Reading in front of an audience and racing: The two activities don't sound very similar. But this month I came to realize I feel the same about both of them: I don't look forward to the event, but then I enjoy the heck out of it. Silly me!
Two weeks ago, I took part in a reading from an anthology I contributed to called P.S. What I Didn't Say: Unsent Letters to Our Female Friends. The editor is a friend of mine who also lives here in Portland so I took part in the reading as a favor to her. It didn't even occur to me to get excited about it--it was crammed into a busy work week, the night before I flew to San Francisco for the Nike Women's half marathon. I frantically practiced reading aloud twice, but didn't give it anymore thought than that. I didn't even change my outfit, wearing what I'd thrown on post-shower, pre-carpool. I trust I put on some lip gloss, but I could be wrong. Several friends and rowing teammates were at the reading, which meant a lot to me. Yet it wasn't until about a third of the way through my short letter that I paused to listen to the audience chuckling at my words. A paragraph later, a thought flitted through my mind, "enjoy this--it's fun!"

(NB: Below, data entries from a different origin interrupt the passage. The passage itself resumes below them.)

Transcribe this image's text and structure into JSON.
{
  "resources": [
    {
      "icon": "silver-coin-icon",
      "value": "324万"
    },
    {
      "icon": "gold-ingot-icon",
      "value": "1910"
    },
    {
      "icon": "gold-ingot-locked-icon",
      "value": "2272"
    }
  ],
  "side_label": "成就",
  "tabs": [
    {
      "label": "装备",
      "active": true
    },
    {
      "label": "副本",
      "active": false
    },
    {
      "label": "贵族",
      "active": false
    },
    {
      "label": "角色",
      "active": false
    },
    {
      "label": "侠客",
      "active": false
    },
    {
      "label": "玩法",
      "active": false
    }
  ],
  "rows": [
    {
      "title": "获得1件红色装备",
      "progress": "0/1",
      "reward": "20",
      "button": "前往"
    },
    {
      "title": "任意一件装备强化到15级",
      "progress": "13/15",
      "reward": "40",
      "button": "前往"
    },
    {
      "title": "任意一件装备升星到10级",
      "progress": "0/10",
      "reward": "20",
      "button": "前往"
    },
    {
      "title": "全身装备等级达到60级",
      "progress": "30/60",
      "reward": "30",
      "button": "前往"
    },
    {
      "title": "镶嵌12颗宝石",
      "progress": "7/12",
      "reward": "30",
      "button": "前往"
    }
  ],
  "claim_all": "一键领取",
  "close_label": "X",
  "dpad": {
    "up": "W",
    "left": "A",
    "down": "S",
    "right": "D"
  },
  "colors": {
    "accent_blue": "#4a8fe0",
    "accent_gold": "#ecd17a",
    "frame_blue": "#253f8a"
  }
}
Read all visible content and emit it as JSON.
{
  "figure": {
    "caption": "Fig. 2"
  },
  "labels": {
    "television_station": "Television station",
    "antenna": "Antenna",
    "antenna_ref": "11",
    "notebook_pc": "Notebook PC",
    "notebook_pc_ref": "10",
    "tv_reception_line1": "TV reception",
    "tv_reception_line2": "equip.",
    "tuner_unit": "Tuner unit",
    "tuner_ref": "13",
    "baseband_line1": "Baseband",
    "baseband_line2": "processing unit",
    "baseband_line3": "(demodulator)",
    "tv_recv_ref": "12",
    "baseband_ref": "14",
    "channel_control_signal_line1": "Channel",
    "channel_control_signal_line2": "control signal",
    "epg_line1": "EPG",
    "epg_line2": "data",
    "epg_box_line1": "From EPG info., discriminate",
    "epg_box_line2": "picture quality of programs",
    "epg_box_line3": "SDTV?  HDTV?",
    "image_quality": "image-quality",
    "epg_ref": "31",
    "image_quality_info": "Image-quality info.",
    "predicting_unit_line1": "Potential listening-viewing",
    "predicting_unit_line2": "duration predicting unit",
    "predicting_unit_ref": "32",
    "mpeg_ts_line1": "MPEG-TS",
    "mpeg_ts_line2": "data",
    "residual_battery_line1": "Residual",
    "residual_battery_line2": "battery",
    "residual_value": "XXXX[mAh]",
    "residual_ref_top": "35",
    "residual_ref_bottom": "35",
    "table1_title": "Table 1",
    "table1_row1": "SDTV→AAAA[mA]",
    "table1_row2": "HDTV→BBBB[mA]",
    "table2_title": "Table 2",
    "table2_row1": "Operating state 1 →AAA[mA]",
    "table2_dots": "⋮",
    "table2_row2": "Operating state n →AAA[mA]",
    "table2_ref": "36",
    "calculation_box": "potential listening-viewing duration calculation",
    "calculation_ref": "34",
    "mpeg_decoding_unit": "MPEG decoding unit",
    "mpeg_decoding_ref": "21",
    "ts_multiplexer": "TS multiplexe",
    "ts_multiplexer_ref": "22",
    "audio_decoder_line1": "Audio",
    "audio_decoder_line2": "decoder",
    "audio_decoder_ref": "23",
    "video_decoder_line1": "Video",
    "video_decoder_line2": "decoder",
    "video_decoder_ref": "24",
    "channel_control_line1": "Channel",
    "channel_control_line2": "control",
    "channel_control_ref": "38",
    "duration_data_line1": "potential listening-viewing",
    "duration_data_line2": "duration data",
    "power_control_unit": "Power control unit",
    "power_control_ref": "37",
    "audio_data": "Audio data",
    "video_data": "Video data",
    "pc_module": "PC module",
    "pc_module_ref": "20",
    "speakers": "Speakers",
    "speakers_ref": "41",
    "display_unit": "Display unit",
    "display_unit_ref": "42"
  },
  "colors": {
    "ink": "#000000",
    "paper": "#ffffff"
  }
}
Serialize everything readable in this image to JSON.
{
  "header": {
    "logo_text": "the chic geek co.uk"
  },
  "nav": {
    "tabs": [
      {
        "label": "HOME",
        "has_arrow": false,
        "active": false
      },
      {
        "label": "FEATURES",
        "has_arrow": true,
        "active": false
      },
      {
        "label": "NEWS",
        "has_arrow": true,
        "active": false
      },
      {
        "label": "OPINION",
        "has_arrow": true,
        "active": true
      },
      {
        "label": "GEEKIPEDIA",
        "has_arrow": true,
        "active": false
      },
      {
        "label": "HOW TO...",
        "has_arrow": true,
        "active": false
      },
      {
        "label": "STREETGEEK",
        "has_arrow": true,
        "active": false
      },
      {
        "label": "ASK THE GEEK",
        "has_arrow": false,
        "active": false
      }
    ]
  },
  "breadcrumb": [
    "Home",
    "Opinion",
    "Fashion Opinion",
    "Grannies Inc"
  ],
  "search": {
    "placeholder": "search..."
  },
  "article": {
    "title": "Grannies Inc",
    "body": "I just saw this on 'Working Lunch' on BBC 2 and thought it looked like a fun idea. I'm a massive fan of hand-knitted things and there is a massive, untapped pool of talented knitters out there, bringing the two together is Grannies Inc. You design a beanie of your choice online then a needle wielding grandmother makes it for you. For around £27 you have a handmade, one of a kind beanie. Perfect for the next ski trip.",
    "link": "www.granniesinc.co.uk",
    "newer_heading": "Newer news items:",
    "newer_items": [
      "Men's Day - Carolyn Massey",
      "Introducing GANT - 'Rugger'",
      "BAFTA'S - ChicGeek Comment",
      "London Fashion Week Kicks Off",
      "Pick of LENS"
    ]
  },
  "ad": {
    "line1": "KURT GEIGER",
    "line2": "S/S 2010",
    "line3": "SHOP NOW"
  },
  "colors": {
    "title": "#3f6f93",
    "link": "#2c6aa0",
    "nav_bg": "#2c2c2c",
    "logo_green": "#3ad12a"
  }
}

Fast forward three days, one plane ride, and 12 hilly miles, and I was in the final stretch of the half marathon. I spotted my pal Lindsey ahead of me, and I turned on the juice to pass her. As I trotted down a sweet incline toward the Pacific, I was again struck by the realization that I was having fun and I should luxuriate in the moment. As I cruised toward the finish line, I tried my belated best to soak up the experience.
I was reminded of all of this during a phone interview last week with my new sports hero, Ironman world champion Chrissie Wellington. It's for an article in this Thursday's New York Times about dealing with exertional pain during a race. Chrissie was giving all sorts of great tips and sharing anecdotes, including this: "After every race, I take time to bank the feeling in those final miles and crossing the line. That feeling is so hard to bottle, reflecting back on that is incredibly empowering and uplifting."
Right on, Chrissie. Right on.